Practical funding options for a financially sound retirement

Image source: Forbes.com

When people talk about retirement, others imagine a day at the beach, bathing in the sun, or traveling the world, savoring their well-deserved freedom. Such activities mark the beginning of a retiree’s new life, but there’s one factor that everyone seems to miss: the process of successfully planning for retirement especially when tackling the financial side of it.

So what preparations should one take into consideration when planning for their golden years? First, it’s important to find smart ways to fund your retirement. Here’s some of them:

  • Stock Market Investments

No matter what financial goal you have, investing in the stock market is always a right choice – especially if you’re still decades away from retirement. Planning for your future means looking at for at least 20-30 years of life and the long-term as well as the short-term benefits that you can get from investing and growing your stocks are the perfect vehicles to fund your retirement. If direct investment in stocks may seem complicated and laborious for you, it’s always wise to seek an expert’s help (such as offshore discretionary portfolio management with LOM Financial) or buy shares from equity mutual funds.

  • Employee-Sponsored Retirement Accounts

One example of an employee-sponsored savings account is the 401(k) plan. While it’s usually a less advantageous choice than a pension plan for a retirement fund, there are several reasons why many people still consider this a go-to option because its tax benefits as well as long-term opportunities to build a stable savings. If you’re planning to rely on your contribution plans such as the 401(k) offered an employer, then you have to know the basics of smartly converting this source of fund for retirement.

  • Social Security

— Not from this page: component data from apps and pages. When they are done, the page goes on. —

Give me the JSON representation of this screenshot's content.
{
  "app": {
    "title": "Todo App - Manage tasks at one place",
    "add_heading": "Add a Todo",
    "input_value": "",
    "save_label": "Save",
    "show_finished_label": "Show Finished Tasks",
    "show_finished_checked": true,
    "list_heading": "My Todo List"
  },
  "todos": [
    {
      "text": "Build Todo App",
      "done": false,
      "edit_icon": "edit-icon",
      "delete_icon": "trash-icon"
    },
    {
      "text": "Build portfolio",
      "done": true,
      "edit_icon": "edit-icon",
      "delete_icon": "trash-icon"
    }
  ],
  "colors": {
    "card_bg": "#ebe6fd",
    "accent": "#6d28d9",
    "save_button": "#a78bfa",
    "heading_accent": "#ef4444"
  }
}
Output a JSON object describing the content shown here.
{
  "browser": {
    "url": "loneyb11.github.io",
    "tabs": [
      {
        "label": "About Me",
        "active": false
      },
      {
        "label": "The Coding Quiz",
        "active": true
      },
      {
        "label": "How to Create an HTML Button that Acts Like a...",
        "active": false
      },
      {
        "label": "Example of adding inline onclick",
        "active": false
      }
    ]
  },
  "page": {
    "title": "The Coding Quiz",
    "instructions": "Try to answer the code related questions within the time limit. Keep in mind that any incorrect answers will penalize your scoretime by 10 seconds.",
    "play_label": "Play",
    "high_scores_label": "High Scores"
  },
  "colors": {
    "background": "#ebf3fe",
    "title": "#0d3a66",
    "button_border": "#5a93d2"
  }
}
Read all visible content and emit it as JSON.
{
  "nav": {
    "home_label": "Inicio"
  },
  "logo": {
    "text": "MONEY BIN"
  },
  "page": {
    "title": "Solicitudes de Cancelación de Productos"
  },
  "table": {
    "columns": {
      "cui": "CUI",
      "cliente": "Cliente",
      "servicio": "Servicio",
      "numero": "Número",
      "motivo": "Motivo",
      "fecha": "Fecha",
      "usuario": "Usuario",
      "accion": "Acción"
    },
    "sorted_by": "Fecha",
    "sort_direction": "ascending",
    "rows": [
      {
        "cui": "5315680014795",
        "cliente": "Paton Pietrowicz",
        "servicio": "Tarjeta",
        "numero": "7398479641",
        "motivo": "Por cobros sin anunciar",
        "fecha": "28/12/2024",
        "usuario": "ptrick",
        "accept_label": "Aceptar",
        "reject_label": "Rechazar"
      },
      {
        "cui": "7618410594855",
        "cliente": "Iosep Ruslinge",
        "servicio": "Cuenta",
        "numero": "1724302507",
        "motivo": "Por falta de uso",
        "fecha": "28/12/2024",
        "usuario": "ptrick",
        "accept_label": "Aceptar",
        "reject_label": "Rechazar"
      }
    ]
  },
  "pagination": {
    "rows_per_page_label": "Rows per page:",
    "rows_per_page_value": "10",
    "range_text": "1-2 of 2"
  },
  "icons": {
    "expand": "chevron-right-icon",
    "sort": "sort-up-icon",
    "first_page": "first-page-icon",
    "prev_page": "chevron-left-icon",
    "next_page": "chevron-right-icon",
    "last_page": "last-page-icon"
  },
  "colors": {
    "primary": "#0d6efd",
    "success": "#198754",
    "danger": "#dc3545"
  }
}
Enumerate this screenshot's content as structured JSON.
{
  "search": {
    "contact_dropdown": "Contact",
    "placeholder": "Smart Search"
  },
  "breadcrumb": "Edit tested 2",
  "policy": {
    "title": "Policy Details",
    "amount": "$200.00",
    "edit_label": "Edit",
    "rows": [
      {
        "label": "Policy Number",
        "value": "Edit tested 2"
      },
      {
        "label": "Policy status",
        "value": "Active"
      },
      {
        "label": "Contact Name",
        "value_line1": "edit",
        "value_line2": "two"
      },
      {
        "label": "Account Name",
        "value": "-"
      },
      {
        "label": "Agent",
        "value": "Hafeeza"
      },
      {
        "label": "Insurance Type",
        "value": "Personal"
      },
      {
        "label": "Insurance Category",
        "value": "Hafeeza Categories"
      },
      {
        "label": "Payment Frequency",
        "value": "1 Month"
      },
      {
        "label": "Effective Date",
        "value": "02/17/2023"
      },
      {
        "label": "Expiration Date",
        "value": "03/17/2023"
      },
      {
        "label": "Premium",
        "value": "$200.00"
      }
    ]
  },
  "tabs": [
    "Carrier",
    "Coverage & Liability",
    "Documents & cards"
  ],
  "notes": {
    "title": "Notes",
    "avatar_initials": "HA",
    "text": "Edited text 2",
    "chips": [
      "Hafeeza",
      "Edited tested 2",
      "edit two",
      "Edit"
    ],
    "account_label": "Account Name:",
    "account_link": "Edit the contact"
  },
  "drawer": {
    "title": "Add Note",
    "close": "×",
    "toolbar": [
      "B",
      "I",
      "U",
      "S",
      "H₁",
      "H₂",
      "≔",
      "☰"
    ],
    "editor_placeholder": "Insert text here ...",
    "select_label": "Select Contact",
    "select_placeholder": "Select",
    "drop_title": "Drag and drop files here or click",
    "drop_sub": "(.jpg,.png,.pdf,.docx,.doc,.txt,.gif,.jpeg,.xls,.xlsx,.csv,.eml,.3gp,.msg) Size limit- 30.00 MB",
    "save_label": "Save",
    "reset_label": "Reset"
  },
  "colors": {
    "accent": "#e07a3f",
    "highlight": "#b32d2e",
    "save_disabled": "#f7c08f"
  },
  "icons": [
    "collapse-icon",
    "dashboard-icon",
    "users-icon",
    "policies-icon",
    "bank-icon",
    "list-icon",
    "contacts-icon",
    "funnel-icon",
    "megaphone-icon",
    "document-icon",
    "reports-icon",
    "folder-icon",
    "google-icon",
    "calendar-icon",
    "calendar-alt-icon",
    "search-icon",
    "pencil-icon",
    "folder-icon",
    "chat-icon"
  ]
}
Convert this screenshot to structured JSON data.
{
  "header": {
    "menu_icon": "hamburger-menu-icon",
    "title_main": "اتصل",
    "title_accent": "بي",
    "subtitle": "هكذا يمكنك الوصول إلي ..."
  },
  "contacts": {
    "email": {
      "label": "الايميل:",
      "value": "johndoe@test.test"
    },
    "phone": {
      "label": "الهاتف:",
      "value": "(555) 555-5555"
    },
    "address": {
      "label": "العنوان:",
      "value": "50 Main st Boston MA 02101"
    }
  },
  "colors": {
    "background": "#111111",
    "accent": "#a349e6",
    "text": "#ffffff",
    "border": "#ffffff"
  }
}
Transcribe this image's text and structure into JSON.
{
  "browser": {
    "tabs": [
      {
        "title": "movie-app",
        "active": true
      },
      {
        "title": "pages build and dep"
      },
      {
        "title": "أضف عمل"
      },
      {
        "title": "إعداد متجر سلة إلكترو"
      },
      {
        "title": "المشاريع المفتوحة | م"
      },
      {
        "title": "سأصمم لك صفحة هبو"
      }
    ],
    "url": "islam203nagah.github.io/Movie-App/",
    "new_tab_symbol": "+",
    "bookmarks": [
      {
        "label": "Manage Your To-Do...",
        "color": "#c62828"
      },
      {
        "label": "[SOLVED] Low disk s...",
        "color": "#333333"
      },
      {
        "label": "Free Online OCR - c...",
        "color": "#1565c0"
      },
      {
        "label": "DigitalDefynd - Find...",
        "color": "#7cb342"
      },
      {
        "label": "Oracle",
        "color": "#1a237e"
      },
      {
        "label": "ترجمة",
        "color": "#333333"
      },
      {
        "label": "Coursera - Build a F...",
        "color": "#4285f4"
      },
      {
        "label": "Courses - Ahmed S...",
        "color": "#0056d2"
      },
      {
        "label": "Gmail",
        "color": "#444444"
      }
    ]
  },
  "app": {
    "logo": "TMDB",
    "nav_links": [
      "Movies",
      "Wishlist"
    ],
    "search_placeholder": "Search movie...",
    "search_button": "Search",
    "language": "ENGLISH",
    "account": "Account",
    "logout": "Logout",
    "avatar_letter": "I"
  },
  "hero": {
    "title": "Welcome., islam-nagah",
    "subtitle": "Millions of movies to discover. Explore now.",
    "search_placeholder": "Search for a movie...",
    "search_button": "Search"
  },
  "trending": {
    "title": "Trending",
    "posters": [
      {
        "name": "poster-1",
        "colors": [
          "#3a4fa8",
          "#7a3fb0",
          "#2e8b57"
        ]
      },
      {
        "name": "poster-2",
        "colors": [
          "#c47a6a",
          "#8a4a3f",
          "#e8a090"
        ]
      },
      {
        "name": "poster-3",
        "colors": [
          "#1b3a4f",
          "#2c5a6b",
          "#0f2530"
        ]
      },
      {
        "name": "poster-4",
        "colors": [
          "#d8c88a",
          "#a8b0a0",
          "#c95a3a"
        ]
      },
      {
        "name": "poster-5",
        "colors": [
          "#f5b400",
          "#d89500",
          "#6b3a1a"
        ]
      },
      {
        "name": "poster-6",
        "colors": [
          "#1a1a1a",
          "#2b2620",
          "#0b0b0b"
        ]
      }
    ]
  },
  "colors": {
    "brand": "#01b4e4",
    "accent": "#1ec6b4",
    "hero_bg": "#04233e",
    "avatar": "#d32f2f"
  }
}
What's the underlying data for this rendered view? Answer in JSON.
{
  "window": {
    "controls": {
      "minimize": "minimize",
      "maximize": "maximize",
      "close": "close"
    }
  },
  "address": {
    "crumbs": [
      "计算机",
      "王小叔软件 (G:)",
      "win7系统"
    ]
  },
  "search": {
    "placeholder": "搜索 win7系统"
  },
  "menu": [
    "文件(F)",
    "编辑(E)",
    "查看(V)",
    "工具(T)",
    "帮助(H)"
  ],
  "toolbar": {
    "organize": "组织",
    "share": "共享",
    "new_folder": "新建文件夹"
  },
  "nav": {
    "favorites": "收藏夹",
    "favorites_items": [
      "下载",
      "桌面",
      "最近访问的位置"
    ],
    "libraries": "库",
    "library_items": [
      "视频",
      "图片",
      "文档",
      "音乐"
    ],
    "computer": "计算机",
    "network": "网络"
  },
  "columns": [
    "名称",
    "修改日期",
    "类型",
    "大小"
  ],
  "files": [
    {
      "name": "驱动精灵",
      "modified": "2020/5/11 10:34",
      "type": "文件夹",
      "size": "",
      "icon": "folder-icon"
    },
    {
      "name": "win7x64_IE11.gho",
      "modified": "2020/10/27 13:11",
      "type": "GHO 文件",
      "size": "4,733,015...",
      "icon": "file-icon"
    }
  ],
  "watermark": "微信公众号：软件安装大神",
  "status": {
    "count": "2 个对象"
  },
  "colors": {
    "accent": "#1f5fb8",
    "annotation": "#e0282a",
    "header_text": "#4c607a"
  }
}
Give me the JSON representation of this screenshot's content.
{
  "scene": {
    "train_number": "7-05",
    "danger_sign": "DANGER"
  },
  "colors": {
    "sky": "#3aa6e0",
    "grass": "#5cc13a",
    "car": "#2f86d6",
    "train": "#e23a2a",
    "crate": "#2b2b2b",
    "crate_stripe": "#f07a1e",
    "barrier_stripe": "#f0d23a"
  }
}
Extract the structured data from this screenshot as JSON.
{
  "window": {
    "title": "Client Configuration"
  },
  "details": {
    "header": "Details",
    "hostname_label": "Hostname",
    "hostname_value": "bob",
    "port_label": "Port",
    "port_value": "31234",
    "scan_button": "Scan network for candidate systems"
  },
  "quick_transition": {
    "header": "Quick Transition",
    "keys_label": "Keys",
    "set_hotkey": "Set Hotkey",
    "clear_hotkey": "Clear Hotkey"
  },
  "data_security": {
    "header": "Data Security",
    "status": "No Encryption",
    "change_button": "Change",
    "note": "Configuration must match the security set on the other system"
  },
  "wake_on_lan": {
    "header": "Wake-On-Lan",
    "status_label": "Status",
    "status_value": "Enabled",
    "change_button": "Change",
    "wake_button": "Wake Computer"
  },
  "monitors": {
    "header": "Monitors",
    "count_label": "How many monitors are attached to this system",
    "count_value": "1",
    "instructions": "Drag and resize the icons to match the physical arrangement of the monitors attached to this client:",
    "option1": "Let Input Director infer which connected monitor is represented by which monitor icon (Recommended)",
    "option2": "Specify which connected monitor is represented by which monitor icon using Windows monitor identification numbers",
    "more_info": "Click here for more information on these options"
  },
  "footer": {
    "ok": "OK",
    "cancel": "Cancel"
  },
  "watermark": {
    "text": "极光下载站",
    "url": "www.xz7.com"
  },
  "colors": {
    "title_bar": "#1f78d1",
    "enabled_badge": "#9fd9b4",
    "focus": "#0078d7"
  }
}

Social Security can be one of your income sources after retirement in the U.S., but did you know that strategically planning your claiming options can double the rewards? Here, timing is everything. While you can already benefit from this income source as early as 62, a single year or two of claiming delays can increase the sum of these benefits.